Core count and clock speeds are only useful comparisons within the same CPU architecture.
Haswell and PileDriver are not even remotely similar in terms of execution resources per core, in fact, a haswell core, has more execution resources, on a shorter instruction pipeline, with better cache bandwidth and latency, than a piledriver MODULE. Yes, 1 haswell core is more powerful than 2 piledriver cores. More transistors, arranged better.
Hyper-threading is not a technology that makes a core more powerful, it's a technology that lets us get more use out of an already powerful core. A hyperthreaded haswell core and a PileDriver module, both have dual threaded front-ends. The key difference, is that in the hyperthreaded core, any single thread can gain access to ALL of the execution resources in the core. On the PileDriver module, any single thread is confined to be executed on only some of the execution resources in the module (1 of the 2 small cores). In real-world workloads that can't always be made to scale evenly across many threads, the haswell core proves more powerful than a piledriver module, over and over again....
When compared clock for clock, 1 thread per haswell core (hyperthreaded or not, doesn't matter) vs 1 thread per piledirver module, haswell is ~75% faster.
When compared clock for clock, 2 threads per non-hyperhtreaded haswell core vs 2 threads per piledriver module, they perform the same.
When compared clock for clock, 2 threads per hyperthreaded haswell core vs 2 threads per piledriver module, haswell is ~25% faster.
What this means, is that when we compare an i3-4150 to the FX-6300, the i3 winds up performing better in any workload that presents as 1-4 threads. It isn't until we find a workload that achieves high continuous saturation on 5 threads, that the FX-6300 finally catches up to the performance of the i3, and only when we find a workload that achieves continuous saturation on 6 threads is the FX-6300 finally pulling ahead of the i3-4150 by ~25%. The turbo speeds of the FX-6300 only help mitigate the lightly threaded performance advantage of haswell down to ~50% (from the clock-for-clock advantage of ~75% mentioned before).
In real-time workloads like gaming, it's not actually possible for the compute workload to present as a perfectly even amount of work across many threads, there are too many variables in workload for each job and all are constricted by a timeline. Typically only 1 or 2 threads at a time can ever achieve really high saturation simultaneously in these workloads. The result, is that even though the FX-6300 can technically surpass an i3-4150 in raw execution throughput, the i3-4150 consistently out-performs the FX-6300 in games.
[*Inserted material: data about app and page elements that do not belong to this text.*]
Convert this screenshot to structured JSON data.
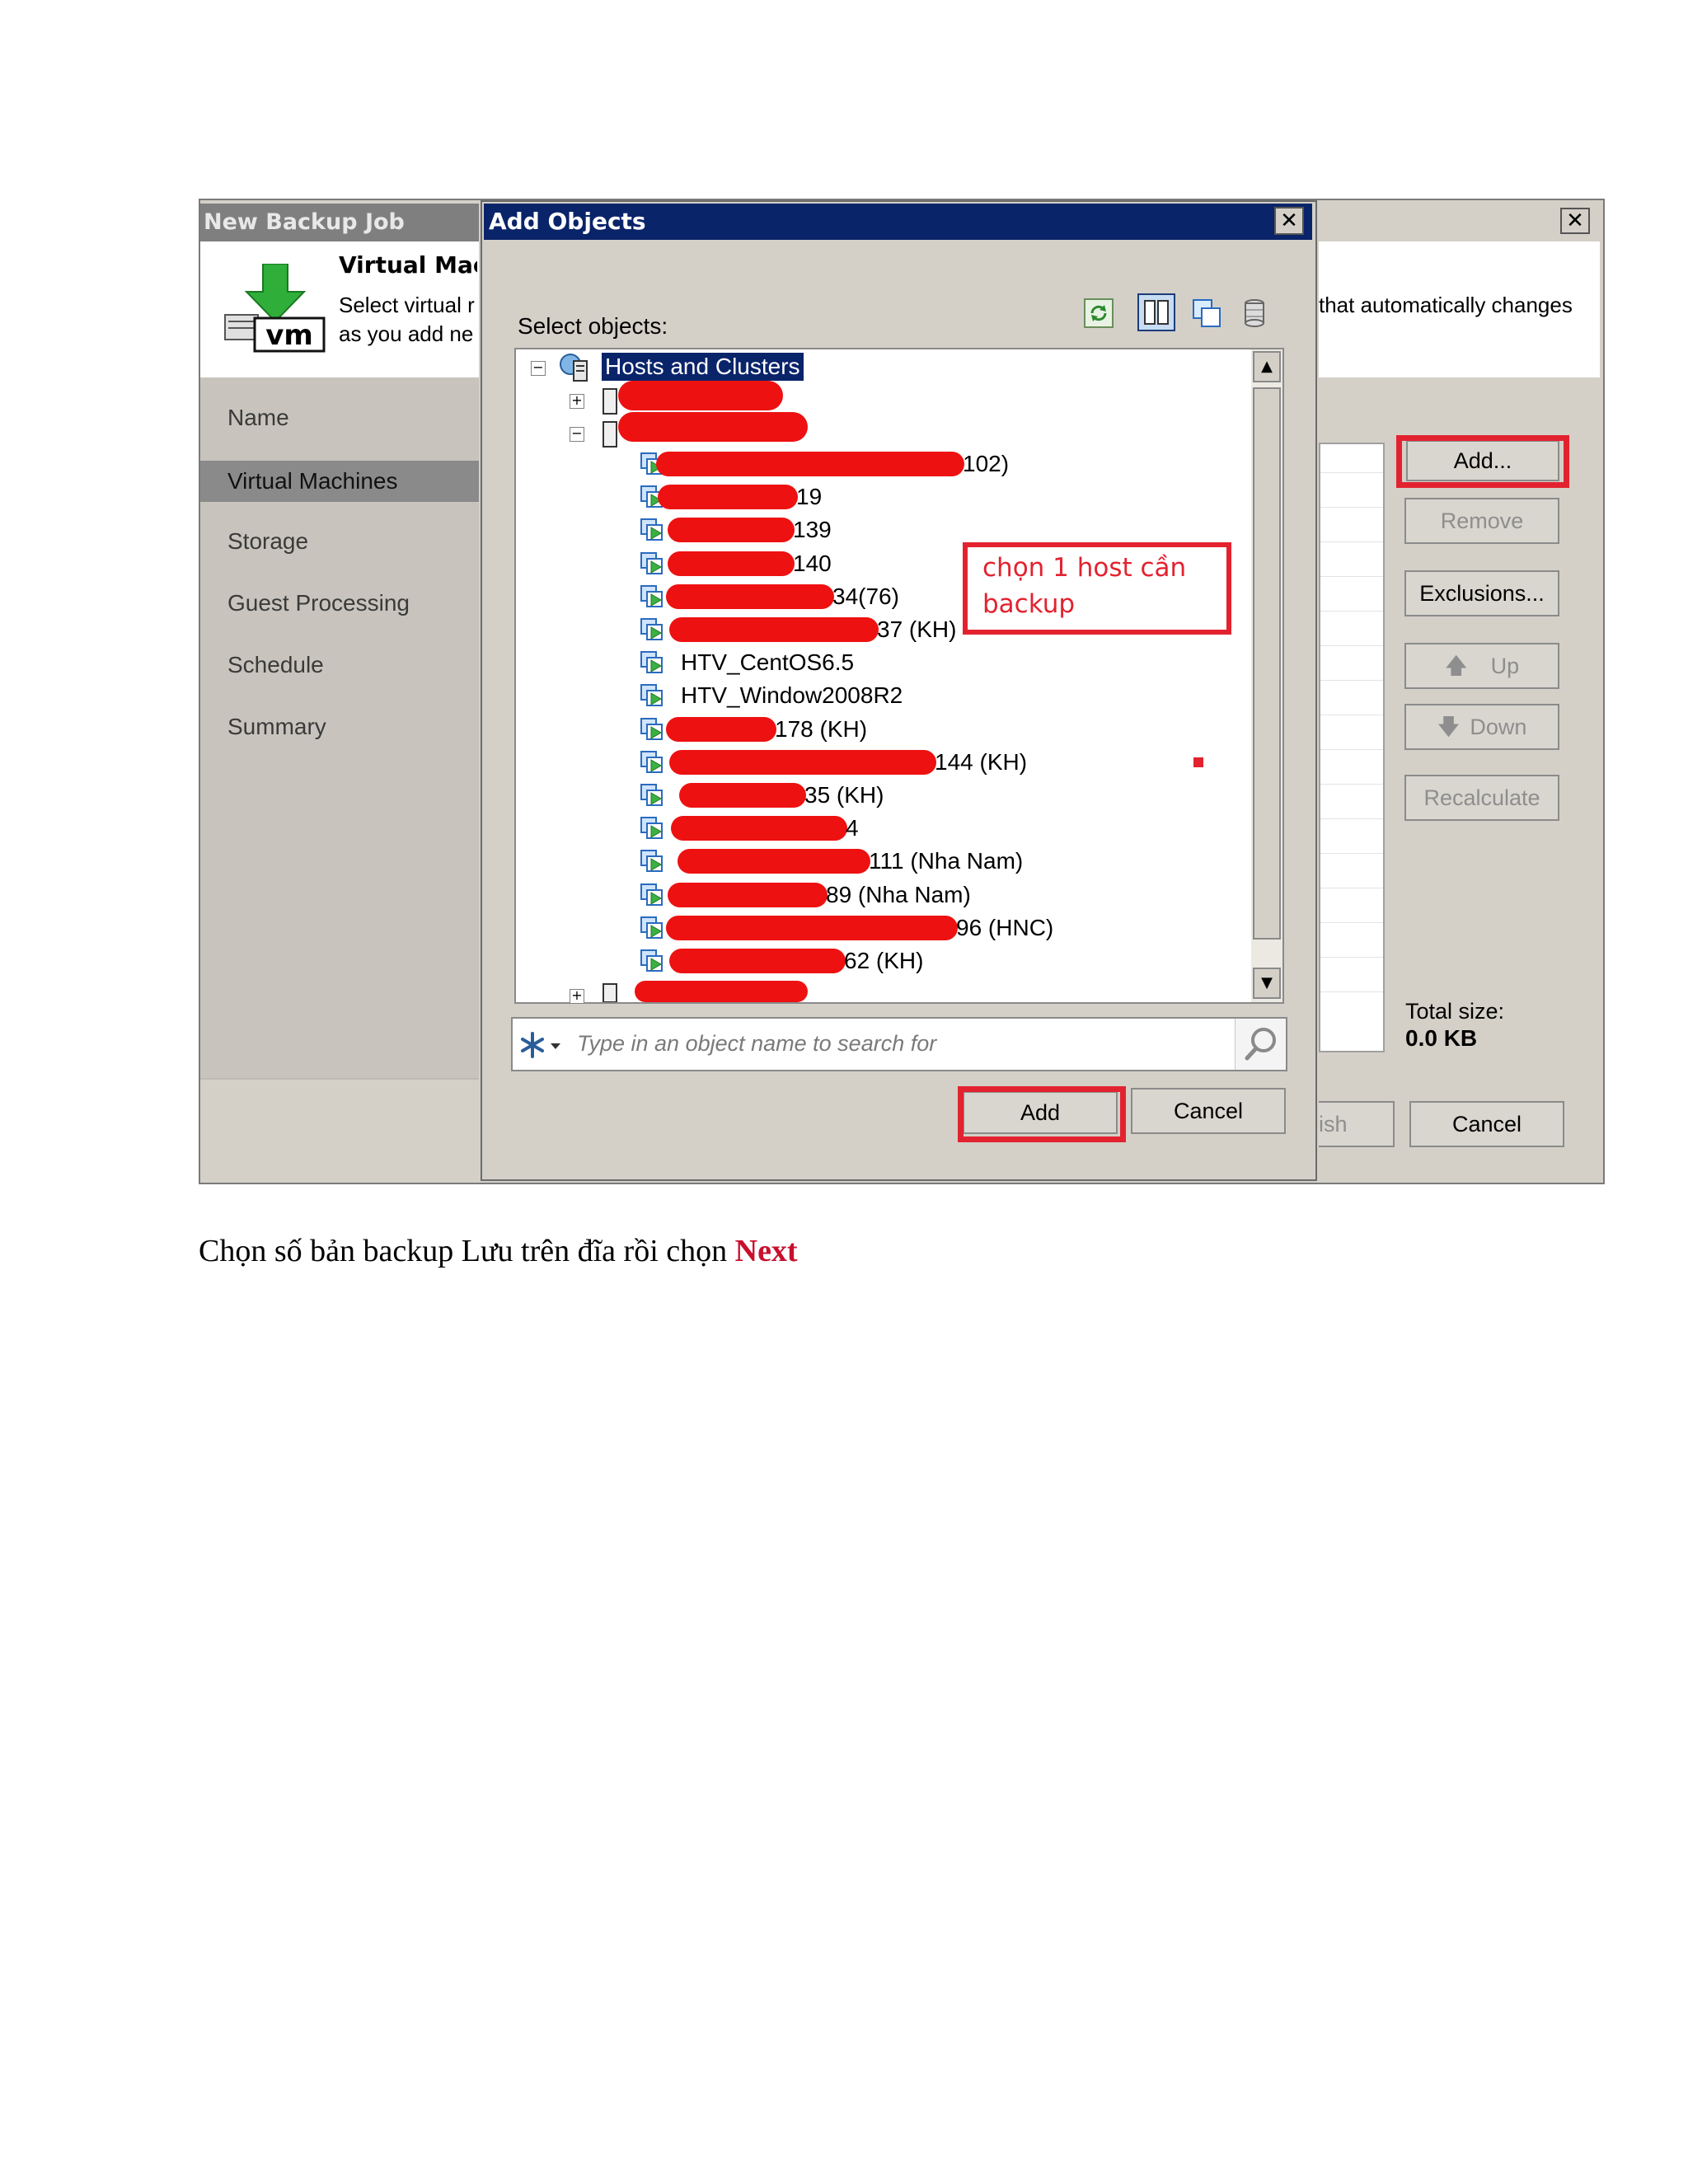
{
  "background_window": {
    "title": "New Backup Job",
    "header_title": "Virtual Mach",
    "header_desc_line1": "Select virtual r",
    "header_desc_line2": "as you add ne",
    "header_desc_right": "that automatically changes",
    "icon_text": "vm",
    "steps": [
      "Name",
      "Virtual Machines",
      "Storage",
      "Guest Processing",
      "Schedule",
      "Summary"
    ],
    "active_step": "Virtual Machines",
    "buttons": {
      "add": "Add...",
      "remove": "Remove",
      "exclusions": "Exclusions...",
      "up": "Up",
      "down": "Down",
      "recalculate": "Recalculate",
      "finish": "ish",
      "cancel": "Cancel"
    },
    "total_size_label": "Total size:",
    "total_size_value": "0.0 KB"
  },
  "dialog": {
    "title": "Add Objects",
    "select_label": "Select objects:",
    "tree_root": "Hosts and Clusters",
    "vm_items": [
      "102)",
      "19",
      "139",
      "140",
      "34(76)",
      "37 (KH)",
      "HTV_CentOS6.5",
      "HTV_Window2008R2",
      "178 (KH)",
      "144 (KH)",
      "35 (KH)",
      "4",
      "111 (Nha Nam)",
      "89 (Nha Nam)",
      "96 (HNC)",
      "62 (KH)"
    ],
    "annotation": "chọn 1 host cần backup",
    "search_placeholder": "Type in an object name to search for",
    "add_button": "Add",
    "cancel_button": "Cancel"
  },
  "caption": {
    "text": "Chọn số bản backup Lưu trên đĩa rồi chọn ",
    "emphasis": "Next"
  },
  "colors": {
    "highlight_red": "#e32230",
    "title_bar_blue": "#0a246a",
    "caption_next": "#c8102e"
  }
}
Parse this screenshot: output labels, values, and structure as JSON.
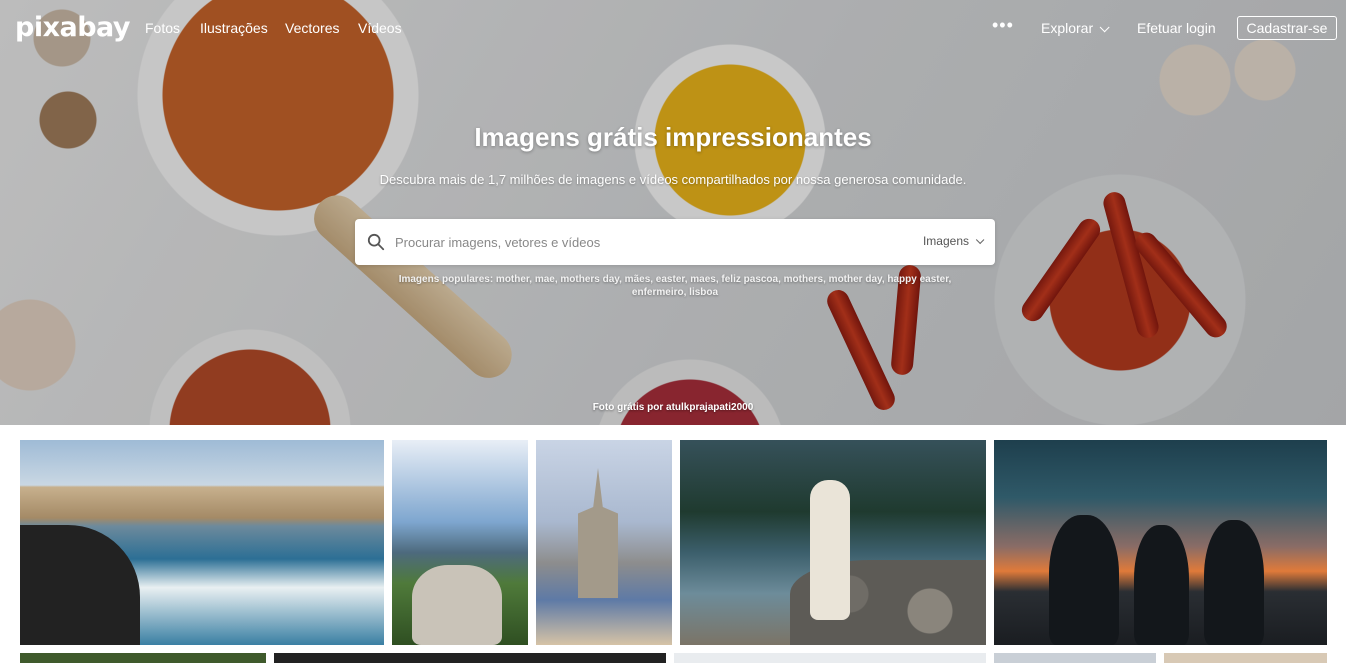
{
  "brand": {
    "logo_text": "pixabay"
  },
  "nav": {
    "links": [
      "Fotos",
      "Ilustrações",
      "Vectores",
      "Vídeos"
    ],
    "more_label": "•••",
    "explore_label": "Explorar",
    "login_label": "Efetuar login",
    "signup_label": "Cadastrar-se"
  },
  "hero": {
    "title": "Imagens grátis impressionantes",
    "subtitle": "Descubra mais de 1,7 milhões de imagens e vídeos compartilhados por nossa generosa comunidade.",
    "search": {
      "placeholder": "Procurar imagens, vetores e vídeos",
      "type_label": "Imagens"
    },
    "popular_text": "Imagens populares: mother, mae, mothers day, mães, easter, maes, feliz pascoa, mothers, mother day, happy easter, enfermeiro, lisboa",
    "credit": "Foto grátis por atulkprajapati2000"
  },
  "icons": {
    "search": "search-icon",
    "explore_chevron": "chevron-down-icon",
    "type_chevron": "chevron-down-icon",
    "more": "more-dots-icon"
  },
  "colors": {
    "hero_text": "#ffffff",
    "search_bg": "#ffffff",
    "placeholder": "#888888"
  }
}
There are lots of considerations beyond just the raw execution performance I have described above that should be taken into consideration when selecting a CPU. I think it would be prudent to consider what you intend to use your CPU for, to determine what budget CPU is best for you.
For example: The Pentium has support for several key instruction sets DISABLED, which will hurt it's performance significantly in some software.
The AM3+ platform, offers key advantages like ECC memory support, and an IOMMU that you won't find on anything from Intel until ~$200 for a CPU, and ~$200 for a motherboard.
The 760K, when compared clock for clock, is comparable to the G3258 in execution performance, but spread out over 4 threads rather than consolidated in 2 threads. Choosing the best among these 2 is going to be workload dependent.